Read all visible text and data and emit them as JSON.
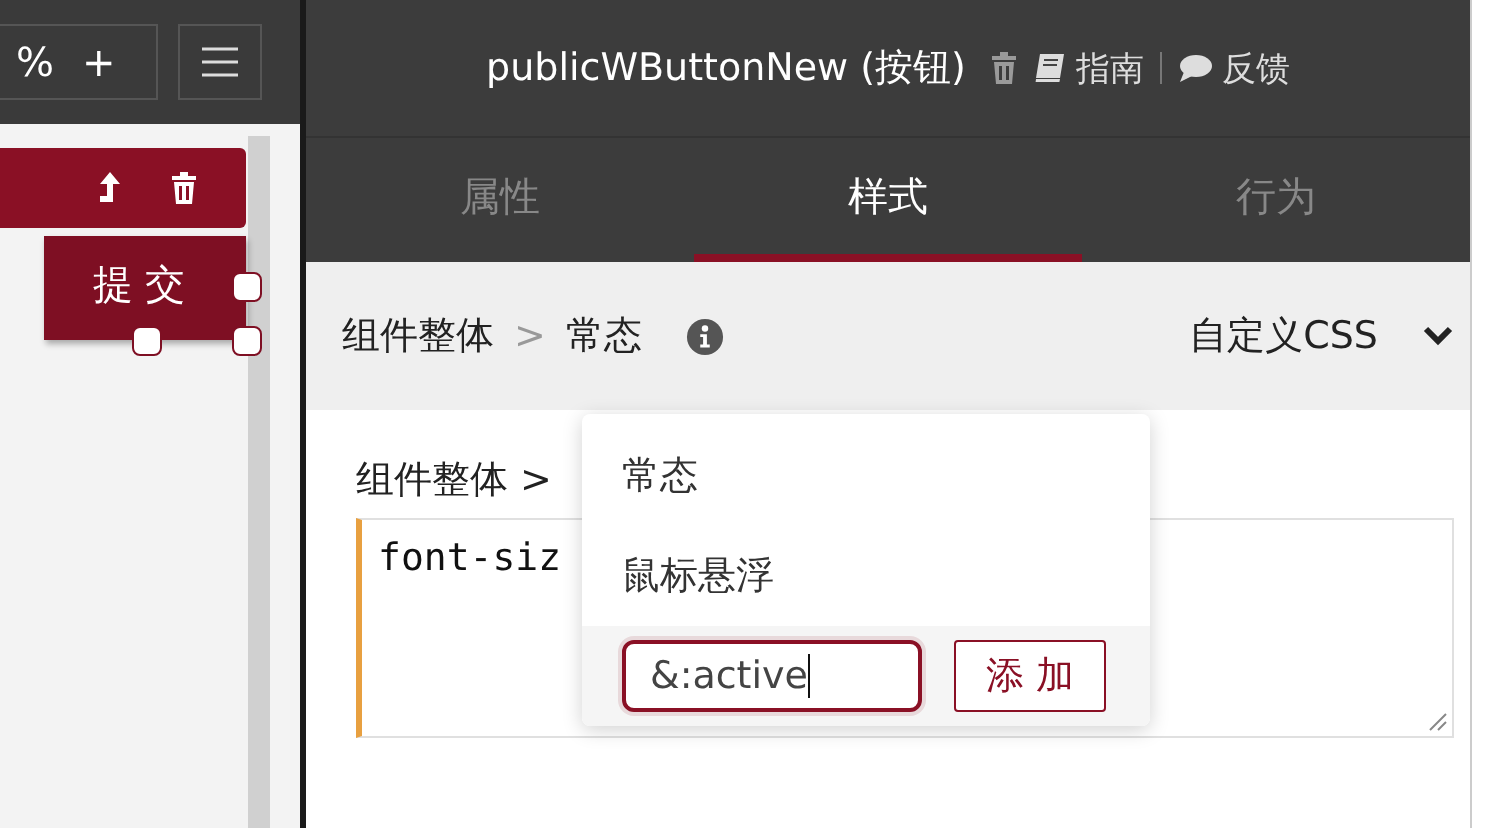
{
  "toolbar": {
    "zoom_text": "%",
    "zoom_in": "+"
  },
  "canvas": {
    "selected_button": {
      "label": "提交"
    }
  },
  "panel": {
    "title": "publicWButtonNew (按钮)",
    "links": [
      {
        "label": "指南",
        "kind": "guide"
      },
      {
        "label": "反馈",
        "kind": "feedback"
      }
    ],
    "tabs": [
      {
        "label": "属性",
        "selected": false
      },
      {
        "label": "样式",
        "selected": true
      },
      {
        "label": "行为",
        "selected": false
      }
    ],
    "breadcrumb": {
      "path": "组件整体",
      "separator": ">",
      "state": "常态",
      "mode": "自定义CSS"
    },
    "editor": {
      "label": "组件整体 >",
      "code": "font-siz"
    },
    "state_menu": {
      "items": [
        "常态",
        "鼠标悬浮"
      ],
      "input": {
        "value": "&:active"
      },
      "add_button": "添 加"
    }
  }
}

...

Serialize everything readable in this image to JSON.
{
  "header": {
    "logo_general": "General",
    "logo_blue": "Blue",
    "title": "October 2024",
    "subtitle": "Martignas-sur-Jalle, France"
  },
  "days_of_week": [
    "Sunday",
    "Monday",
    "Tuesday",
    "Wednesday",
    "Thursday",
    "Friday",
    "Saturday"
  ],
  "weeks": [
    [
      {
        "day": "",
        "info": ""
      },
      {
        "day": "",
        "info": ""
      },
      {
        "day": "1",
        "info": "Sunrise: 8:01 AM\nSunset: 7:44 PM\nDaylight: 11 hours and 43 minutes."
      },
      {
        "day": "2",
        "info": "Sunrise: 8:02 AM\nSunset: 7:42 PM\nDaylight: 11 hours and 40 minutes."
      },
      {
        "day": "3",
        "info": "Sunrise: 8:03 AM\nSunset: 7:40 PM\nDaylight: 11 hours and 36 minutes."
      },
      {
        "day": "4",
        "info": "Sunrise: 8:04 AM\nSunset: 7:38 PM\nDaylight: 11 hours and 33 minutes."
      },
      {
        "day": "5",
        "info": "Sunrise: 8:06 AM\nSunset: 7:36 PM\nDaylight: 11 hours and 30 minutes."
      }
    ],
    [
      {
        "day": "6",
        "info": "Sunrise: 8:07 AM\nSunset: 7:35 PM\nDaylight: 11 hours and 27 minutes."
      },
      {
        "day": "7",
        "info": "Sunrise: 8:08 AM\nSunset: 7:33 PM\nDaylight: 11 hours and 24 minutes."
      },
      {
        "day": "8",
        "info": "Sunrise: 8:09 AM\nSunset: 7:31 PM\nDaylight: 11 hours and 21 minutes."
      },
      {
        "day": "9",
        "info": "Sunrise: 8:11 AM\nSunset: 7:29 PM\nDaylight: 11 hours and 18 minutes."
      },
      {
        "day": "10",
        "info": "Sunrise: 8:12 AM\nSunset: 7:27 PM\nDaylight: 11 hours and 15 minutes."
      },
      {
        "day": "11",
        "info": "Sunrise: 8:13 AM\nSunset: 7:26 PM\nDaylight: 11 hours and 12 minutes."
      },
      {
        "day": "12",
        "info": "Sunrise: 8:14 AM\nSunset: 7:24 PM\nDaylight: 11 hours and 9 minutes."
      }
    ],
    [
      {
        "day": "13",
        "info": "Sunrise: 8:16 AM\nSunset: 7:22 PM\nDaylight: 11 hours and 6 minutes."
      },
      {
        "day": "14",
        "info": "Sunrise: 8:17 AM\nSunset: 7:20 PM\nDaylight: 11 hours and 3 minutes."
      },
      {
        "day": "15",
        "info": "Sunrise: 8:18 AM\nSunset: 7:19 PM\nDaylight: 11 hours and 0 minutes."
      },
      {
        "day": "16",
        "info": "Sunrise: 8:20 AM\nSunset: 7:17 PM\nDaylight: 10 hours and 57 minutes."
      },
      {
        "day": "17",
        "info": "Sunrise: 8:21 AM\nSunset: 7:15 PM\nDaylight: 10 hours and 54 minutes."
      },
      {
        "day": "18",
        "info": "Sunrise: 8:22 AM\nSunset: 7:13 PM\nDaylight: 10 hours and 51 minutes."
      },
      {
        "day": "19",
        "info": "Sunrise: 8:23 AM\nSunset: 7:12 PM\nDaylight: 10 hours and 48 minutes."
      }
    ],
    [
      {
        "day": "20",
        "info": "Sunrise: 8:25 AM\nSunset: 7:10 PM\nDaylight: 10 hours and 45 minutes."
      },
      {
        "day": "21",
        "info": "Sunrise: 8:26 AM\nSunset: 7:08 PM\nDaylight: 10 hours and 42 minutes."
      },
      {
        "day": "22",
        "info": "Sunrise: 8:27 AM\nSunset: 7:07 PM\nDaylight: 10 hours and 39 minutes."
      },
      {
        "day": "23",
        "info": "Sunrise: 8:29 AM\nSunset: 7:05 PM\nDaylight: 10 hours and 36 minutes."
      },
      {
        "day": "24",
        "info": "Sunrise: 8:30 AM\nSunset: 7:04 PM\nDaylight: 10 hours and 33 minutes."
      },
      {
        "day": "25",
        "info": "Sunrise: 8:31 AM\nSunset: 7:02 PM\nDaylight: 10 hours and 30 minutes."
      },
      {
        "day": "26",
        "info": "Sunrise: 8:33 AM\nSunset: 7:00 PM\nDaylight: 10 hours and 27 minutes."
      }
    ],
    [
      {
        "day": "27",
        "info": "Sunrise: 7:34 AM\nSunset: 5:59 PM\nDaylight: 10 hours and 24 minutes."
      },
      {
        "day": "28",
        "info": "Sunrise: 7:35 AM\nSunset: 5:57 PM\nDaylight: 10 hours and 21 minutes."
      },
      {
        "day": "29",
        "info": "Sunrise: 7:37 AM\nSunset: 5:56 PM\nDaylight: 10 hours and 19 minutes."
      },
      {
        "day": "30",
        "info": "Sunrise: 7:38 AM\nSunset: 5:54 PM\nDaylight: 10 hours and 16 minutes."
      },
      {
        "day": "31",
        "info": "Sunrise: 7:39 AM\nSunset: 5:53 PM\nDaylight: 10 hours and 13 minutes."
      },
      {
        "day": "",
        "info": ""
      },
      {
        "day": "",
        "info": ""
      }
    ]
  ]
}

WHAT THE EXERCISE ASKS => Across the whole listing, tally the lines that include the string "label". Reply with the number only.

WRITTEN REPLY => 7